Marketing budgets are a tricky area for any business, but particularly for a mid sized firm that has a unique position of not being as resource constrained as the majority of SME businesses, but not yet at the size and scale of large enterprises where spend is so significant as to command the attention of any vendor in the marketplace.
For a typical SME, marketing budgeting is a matter of wringing the absolute most out of every pound and hoping that will be enough. Cheapest is pretty much always best in this world, where “good enough” is…well…good enough. As businesses cross the threshold of £1 million revenue, they start to have to behave differently. The old mentality of boot strapping every aspect of marketing erodes in favour of more careful consideration about which areas merit extra investment and which marketing suppliers are no longer on par with where the brand is now.
In this article, we’ll share some thoughts on how much to spend, when, where and who with, all through the lens of the mid sized company.
1: How much to spend
The standard rule of thumb has always been that marketing budget should be 10% of turnover. Whilst it’s comforting to have a standard number to lean on, we’ve seen that this means many firms undersell themselves and experience slower growth as a result.
The 10% rule was evolved in “ye old days” when the vast majority of firms were selling physical goods or standard services requiring a people cost proportionate to turnover. If this is your business then great, the rule will probably still hold true more or less, however if your business is in the digital economy this is no longer the case. For example, a hit app has to plough a huge proportion of its turnover into marketing (sometimes as much as 50%) to achieve the maximum possible profit over its lifespan.
The other factor to consider is who your competition are. If you’re a relatively big player, up against a lot of cheaper, more agile SMEs then you want to keep your marketing budget lean. 5-8% of your turnover will keep your overhead down and is still enough to outgun your competitors. Even though you’ll sell on value not price, you need to keep costs down to keep your rates in the same ballpark, so as not to spook the horses.
Conversely if you’re a mid sized company that’s comparatively tiny compared with your big league competitors, you need to consider investing more than average so you can punch above your weight and demonstrate that you have the resources to support your business (and by implication your customers’).

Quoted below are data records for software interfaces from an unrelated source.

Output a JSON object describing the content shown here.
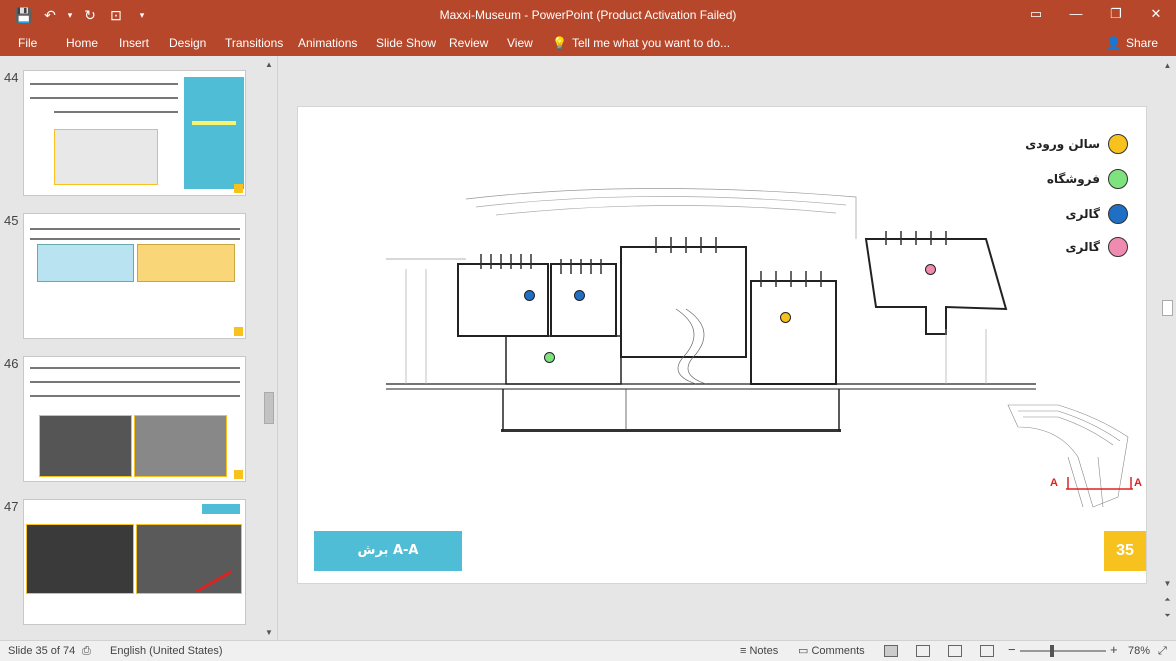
{
  "window": {
    "title": "Maxxi-Museum - PowerPoint (Product Activation Failed)",
    "controls": [
      "▭",
      "—",
      "❐",
      "✕"
    ]
  },
  "qat": {
    "save": "💾",
    "undo": "↶",
    "undo_drop": "▾",
    "redo": "↻",
    "present": "⊡",
    "customize": "▾"
  },
  "ribbon": {
    "tabs": [
      "File",
      "Home",
      "Insert",
      "Design",
      "Transitions",
      "Animations",
      "Slide Show",
      "Review",
      "View"
    ],
    "tell_me": "Tell me what you want to do...",
    "share": "Share"
  },
  "thumbnails": [
    {
      "number": "44"
    },
    {
      "number": "45"
    },
    {
      "number": "46"
    },
    {
      "number": "47"
    }
  ],
  "slide": {
    "legend": [
      {
        "label": "سالن ورودی",
        "color": "#f7c21e"
      },
      {
        "label": "فروشگاه",
        "color": "#7ee37e"
      },
      {
        "label": "گالری",
        "color": "#1f6fc4"
      },
      {
        "label": "گالری",
        "color": "#f08bb0"
      }
    ],
    "section_label": "برش A-A",
    "page_number": "35",
    "plan_marker_left": "A",
    "plan_marker_right": "A",
    "section_dots": [
      {
        "color": "#1f6fc4"
      },
      {
        "color": "#1f6fc4"
      },
      {
        "color": "#f7c21e"
      },
      {
        "color": "#7ee37e"
      },
      {
        "color": "#f08bb0"
      }
    ]
  },
  "status": {
    "slide_info": "Slide 35 of 74",
    "language": "English (United States)",
    "notes": "Notes",
    "comments": "Comments",
    "zoom": "78%",
    "zoom_minus": "−",
    "zoom_plus": "+"
  }
}
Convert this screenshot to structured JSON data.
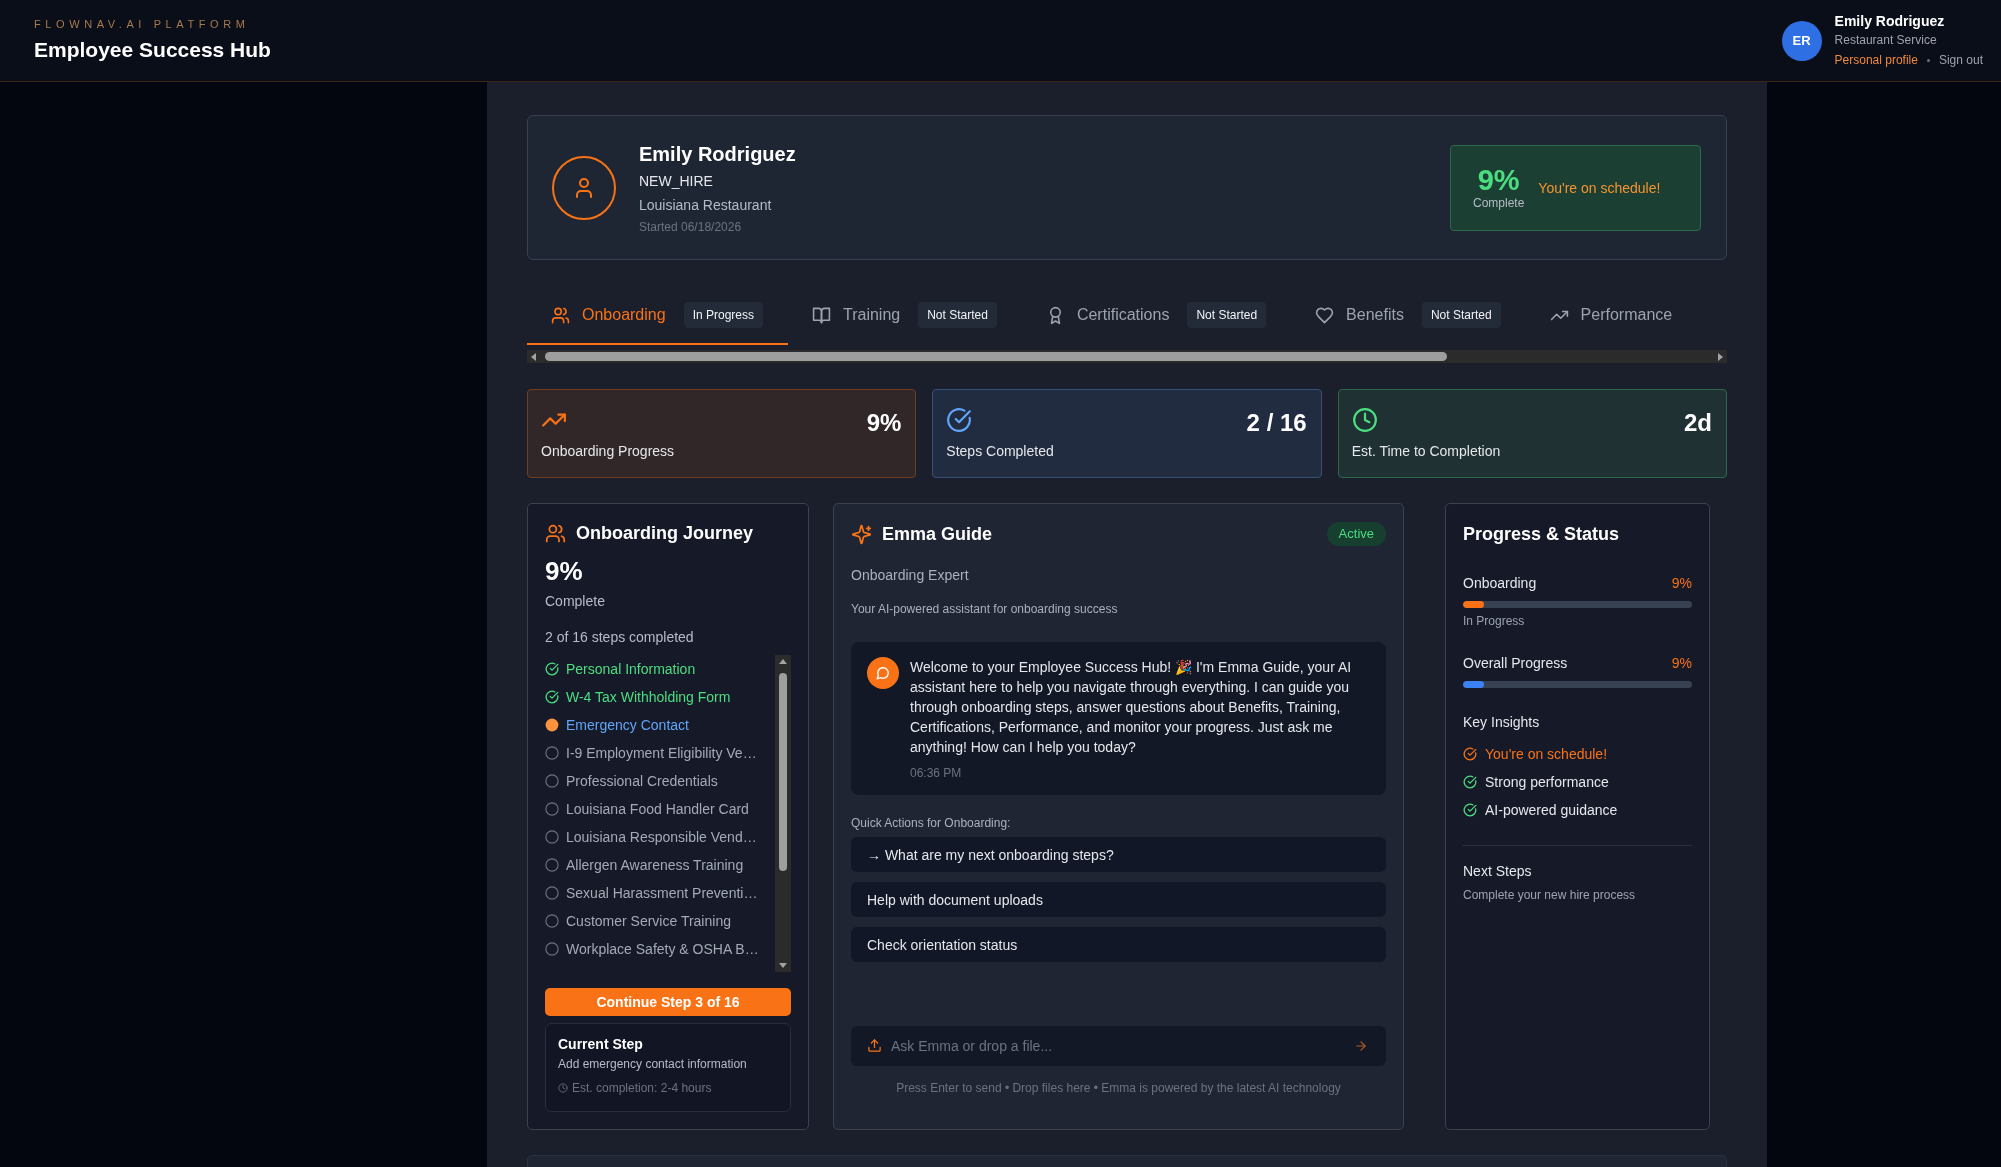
{
  "header": {
    "kicker": "FLOWNAV.AI PLATFORM",
    "title": "Employee Success Hub",
    "user": {
      "initials": "ER",
      "name": "Emily Rodriguez",
      "role": "Restaurant Service",
      "links": [
        {
          "label": "Personal profile",
          "kind": "accent"
        },
        {
          "label": "Sign out",
          "kind": "plain"
        }
      ]
    }
  },
  "profile": {
    "name": "Emily Rodriguez",
    "status": "NEW_HIRE",
    "location": "Louisiana Restaurant",
    "started": "Started 06/18/2026",
    "progress": {
      "percent": "9%",
      "caption": "Complete",
      "message": "You're on schedule!"
    }
  },
  "tabs": [
    {
      "label": "Onboarding",
      "selected": true,
      "badge": "In Progress"
    },
    {
      "label": "Training",
      "selected": false,
      "badge": "Not Started"
    },
    {
      "label": "Certifications",
      "selected": false,
      "badge": "Not Started"
    },
    {
      "label": "Benefits",
      "selected": false,
      "badge": "Not Started"
    },
    {
      "label": "Performance",
      "selected": false
    }
  ],
  "stats": [
    {
      "value": "9%",
      "label": "Onboarding Progress",
      "color": "#f97316"
    },
    {
      "value": "2 / 16",
      "label": "Steps Completed",
      "color": "#60a5fa"
    },
    {
      "value": "2d",
      "label": "Est. Time to Completion",
      "color": "#4ade80"
    }
  ],
  "journey": {
    "title": "Onboarding Journey",
    "percent": "9%",
    "caption": "Complete",
    "summary": "2 of 16 steps completed",
    "steps": [
      {
        "label": "Personal Information",
        "kind": "done"
      },
      {
        "label": "W-4 Tax Withholding Form",
        "kind": "done"
      },
      {
        "label": "Emergency Contact",
        "kind": "current"
      },
      {
        "label": "I-9 Employment Eligibility Ve…",
        "kind": "todo"
      },
      {
        "label": "Professional Credentials",
        "kind": "todo"
      },
      {
        "label": "Louisiana Food Handler Card",
        "kind": "todo"
      },
      {
        "label": "Louisiana Responsible Vend…",
        "kind": "todo"
      },
      {
        "label": "Allergen Awareness Training",
        "kind": "todo"
      },
      {
        "label": "Sexual Harassment Preventi…",
        "kind": "todo"
      },
      {
        "label": "Customer Service Training",
        "kind": "todo"
      },
      {
        "label": "Workplace Safety & OSHA B…",
        "kind": "todo"
      }
    ],
    "button": "Continue Step 3 of 16",
    "current_step": {
      "title": "Current Step",
      "description": "Add emergency contact information",
      "estimate": "Est. completion: 2-4 hours"
    }
  },
  "emma": {
    "title": "Emma Guide",
    "status": "Active",
    "subtitle": "Onboarding Expert",
    "description": "Your AI-powered assistant for onboarding success",
    "messages": [
      {
        "text": "Welcome to your Employee Success Hub! 🎉 I'm Emma Guide, your AI assistant here to help you navigate through everything. I can guide you through onboarding steps, answer questions about Benefits, Training, Certifications, Performance, and monitor your progress. Just ask me anything! How can I help you today?",
        "time": "06:36 PM"
      }
    ],
    "quick_actions_label": "Quick Actions for Onboarding:",
    "quick_actions": [
      "→ What are my next onboarding steps?",
      "Help with document uploads",
      "Check orientation status"
    ],
    "input": {
      "placeholder": "Ask Emma or drop a file..."
    },
    "footnote": "Press Enter to send • Drop files here • Emma is powered by the latest AI technology"
  },
  "progress": {
    "title": "Progress & Status",
    "bars": [
      {
        "label": "Onboarding",
        "value": "9%",
        "level": 0.09,
        "note": "In Progress",
        "color": "#f97316"
      },
      {
        "label": "Overall Progress",
        "value": "9%",
        "level": 0.09,
        "color": "#3b82f6"
      }
    ],
    "insights_title": "Key Insights",
    "insights": [
      {
        "label": "You're on schedule!",
        "color": "#f97316",
        "highlighted": true
      },
      {
        "label": "Strong performance",
        "color": "#4ade80",
        "highlighted": false
      },
      {
        "label": "AI-powered guidance",
        "color": "#4ade80",
        "highlighted": false
      }
    ],
    "next_title": "Next Steps",
    "next_text": "Complete your new hire process"
  }
}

2: When to spend it
Another classic “rule” was to divide your marketing budget by 12 to give yourself a monthly spend. This is also a bit of a bum steer in our opinion, as it assumes that you’ll have the same need for marketing in January that you will in August, which for the vast majority of firms just isn’t true.
You want to map your marketing spend to your sales curve, taking into account your sales cycle length. So, if it takes on average 3 months to close a sale and the majority of your business is done in May, you’ll want to spend most in January and February to generate the most possible leads for that key selling time.
3: What to spend it on
As a smaller SME, your decision making is relatively simple. You go heavy on digital because that’s what you can afford and when you look to reinvest, you can (hopefully) look at what worked and what didn’t and just do more of what worked. Simples.
When you get bigger and your budgets get more generous, doing more of what worked won’t necessarily be enough to account for your full budget, or guarantee the best possible return. You need to decide what to try that’s new to your business. How? We have two approaches, firstly looking for things that are similar to your most successful activities. So if you’ve done well with guest blogging, look at other forms of content syndication and promotion.
The second way is to go back to your buyer personas and look at your marketing funnel and that of your competitors through their eyes, to see if you can spot any areas for improvement that might not immediately show up in the numbers. Just because an area of your marketing isn’t visibly under-performing, it doesn’t mean there’s not unrealised potential there for you to exploit.
4: Who to spend it with
Once you’ve figured out how much you’re spending, when and on what, it’s time to select the partners who’ll help you do it. The first step here is to perform an honest assessment of your in-house capabilities. Many businesses don’t do this or they don’t do it annually. The reason to repeat the exercise is to keep tabs on personnel changes and training changes that will affect the result. Maybe Rachael used to do all the graphic design but she left last month and her replacement doesn’t have the same skill set. Or Justin did his Google Ads certification this year, so he can run those campaigns for you in-house.
Once you’ve figured out what you’ve got covered in-house, it’s time to start looking for partners who can cover the gaps for you. Check out our view on how to decide between different types of supplier. An additional tip is to look at where you sit in the client pecking order for a particular vendor. You don’t want to be one of their smallest accounts, no matter how wowed you are by the glamour of their credentials because you’ll not receive the attention you deserve. Similarly, you don’t want to choose a business with limited experience serving organisations as large as yours, because their processes are likely to be very rigid and defined around a much smaller client/requirement.
We hope this has been useful, if you’d like a free no obligation review of your approach to marketing budgeting or anything else that you’d like a second opinion on, please do get in touch.